## Description of the task
Report how many lines of the entries below contain the word "title", and nothing more.

## Input data
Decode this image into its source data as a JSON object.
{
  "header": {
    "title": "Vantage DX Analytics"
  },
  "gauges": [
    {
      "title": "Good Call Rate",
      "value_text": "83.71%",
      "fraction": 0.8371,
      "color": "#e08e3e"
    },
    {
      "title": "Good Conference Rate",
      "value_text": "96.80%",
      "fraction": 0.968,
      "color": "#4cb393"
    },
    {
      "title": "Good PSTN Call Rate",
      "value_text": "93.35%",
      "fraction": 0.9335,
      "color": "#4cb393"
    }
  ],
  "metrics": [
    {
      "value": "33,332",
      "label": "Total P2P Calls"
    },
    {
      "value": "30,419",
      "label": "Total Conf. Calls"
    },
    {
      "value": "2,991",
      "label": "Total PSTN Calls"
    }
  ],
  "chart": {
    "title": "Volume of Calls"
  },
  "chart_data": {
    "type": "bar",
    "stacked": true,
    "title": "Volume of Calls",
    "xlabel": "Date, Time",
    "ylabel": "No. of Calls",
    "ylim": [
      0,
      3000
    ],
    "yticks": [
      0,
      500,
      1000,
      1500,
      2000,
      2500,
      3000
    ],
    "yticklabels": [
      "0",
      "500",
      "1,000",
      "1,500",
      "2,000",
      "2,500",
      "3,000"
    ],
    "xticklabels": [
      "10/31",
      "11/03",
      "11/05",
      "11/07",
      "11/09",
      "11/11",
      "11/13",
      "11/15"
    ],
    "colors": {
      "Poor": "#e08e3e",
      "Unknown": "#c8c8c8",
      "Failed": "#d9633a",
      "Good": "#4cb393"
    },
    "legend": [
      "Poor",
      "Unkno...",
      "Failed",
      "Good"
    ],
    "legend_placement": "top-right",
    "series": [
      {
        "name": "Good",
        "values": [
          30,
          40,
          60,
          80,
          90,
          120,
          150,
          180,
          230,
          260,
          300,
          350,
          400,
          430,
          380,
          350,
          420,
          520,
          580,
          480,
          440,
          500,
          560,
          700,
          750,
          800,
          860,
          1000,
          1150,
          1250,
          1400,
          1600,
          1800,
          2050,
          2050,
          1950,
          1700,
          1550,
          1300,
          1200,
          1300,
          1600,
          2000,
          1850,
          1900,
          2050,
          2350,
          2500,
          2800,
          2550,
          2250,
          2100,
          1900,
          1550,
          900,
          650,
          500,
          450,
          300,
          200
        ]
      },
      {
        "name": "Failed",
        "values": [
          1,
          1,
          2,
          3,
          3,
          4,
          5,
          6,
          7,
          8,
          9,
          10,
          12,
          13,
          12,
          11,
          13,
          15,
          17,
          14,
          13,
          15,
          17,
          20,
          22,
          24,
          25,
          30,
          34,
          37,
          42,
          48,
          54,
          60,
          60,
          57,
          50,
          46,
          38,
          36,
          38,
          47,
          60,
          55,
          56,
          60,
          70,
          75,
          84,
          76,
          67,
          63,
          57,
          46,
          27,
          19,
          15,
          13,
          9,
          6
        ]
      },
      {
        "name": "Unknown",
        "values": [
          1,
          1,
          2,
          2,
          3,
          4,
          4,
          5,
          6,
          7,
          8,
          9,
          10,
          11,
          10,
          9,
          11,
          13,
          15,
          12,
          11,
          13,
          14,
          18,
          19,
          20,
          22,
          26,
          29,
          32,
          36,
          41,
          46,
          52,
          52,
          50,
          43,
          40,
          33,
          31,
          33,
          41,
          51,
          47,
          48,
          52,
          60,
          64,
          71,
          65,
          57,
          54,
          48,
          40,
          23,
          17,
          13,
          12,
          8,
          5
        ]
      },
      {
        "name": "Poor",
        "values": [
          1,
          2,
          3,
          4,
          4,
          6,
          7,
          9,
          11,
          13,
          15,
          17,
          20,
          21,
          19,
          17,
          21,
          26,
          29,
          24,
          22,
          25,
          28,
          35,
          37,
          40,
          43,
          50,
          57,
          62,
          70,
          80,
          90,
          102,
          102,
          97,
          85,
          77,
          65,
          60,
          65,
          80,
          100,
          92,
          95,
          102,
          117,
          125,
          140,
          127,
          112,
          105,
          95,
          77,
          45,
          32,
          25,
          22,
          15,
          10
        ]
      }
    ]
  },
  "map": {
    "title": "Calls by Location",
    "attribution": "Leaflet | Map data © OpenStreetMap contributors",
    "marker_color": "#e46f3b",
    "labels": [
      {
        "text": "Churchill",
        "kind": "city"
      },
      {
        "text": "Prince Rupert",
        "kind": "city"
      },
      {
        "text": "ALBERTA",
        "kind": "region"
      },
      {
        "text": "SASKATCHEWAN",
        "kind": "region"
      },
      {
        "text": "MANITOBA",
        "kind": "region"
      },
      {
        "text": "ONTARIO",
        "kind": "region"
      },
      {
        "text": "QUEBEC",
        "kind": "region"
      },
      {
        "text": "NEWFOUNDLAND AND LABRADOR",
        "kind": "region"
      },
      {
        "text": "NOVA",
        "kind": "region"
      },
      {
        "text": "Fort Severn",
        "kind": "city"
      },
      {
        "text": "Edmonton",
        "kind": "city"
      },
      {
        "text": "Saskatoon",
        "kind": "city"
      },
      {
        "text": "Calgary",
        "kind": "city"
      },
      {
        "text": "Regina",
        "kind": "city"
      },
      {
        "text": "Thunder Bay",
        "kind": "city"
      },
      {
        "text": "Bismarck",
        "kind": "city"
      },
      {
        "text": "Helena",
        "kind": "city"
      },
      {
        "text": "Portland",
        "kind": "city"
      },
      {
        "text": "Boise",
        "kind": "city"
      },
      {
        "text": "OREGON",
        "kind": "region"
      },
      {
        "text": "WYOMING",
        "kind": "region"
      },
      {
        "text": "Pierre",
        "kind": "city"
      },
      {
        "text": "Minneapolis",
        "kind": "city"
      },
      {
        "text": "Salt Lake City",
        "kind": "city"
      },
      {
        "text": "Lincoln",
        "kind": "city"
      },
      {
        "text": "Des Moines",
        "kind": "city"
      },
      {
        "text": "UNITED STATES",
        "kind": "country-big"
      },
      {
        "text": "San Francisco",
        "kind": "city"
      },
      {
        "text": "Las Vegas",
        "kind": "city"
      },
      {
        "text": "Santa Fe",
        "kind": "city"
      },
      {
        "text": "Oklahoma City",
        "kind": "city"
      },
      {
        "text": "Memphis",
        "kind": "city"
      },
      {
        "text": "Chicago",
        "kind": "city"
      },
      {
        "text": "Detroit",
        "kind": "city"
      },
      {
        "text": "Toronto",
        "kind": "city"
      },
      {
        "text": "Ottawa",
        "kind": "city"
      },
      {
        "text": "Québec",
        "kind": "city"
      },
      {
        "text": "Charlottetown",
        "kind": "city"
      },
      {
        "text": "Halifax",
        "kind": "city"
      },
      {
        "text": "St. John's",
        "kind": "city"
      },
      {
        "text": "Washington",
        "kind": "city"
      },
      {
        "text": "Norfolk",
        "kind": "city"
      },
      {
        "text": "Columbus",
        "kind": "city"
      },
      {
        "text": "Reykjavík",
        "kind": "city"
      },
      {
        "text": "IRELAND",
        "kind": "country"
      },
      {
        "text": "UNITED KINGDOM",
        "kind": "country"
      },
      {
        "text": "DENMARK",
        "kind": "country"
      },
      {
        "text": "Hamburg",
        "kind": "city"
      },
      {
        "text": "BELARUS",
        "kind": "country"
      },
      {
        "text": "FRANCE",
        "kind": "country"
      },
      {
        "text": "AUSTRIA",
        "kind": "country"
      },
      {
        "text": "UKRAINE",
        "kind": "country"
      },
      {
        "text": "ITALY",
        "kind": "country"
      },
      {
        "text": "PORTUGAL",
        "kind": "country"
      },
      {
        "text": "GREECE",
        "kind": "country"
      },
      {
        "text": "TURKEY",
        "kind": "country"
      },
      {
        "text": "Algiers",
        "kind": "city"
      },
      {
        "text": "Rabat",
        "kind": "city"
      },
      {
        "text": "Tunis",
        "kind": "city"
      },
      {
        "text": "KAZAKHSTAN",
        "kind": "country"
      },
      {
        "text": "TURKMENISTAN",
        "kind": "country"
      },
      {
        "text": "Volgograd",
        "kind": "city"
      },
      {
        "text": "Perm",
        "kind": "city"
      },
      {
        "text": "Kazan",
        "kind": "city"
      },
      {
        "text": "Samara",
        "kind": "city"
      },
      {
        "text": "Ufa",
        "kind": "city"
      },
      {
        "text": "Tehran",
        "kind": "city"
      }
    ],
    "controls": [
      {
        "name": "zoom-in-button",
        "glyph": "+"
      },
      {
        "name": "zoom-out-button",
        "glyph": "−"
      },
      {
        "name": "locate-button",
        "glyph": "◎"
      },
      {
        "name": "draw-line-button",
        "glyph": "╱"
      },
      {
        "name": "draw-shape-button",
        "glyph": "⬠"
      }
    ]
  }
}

## Output for this task
7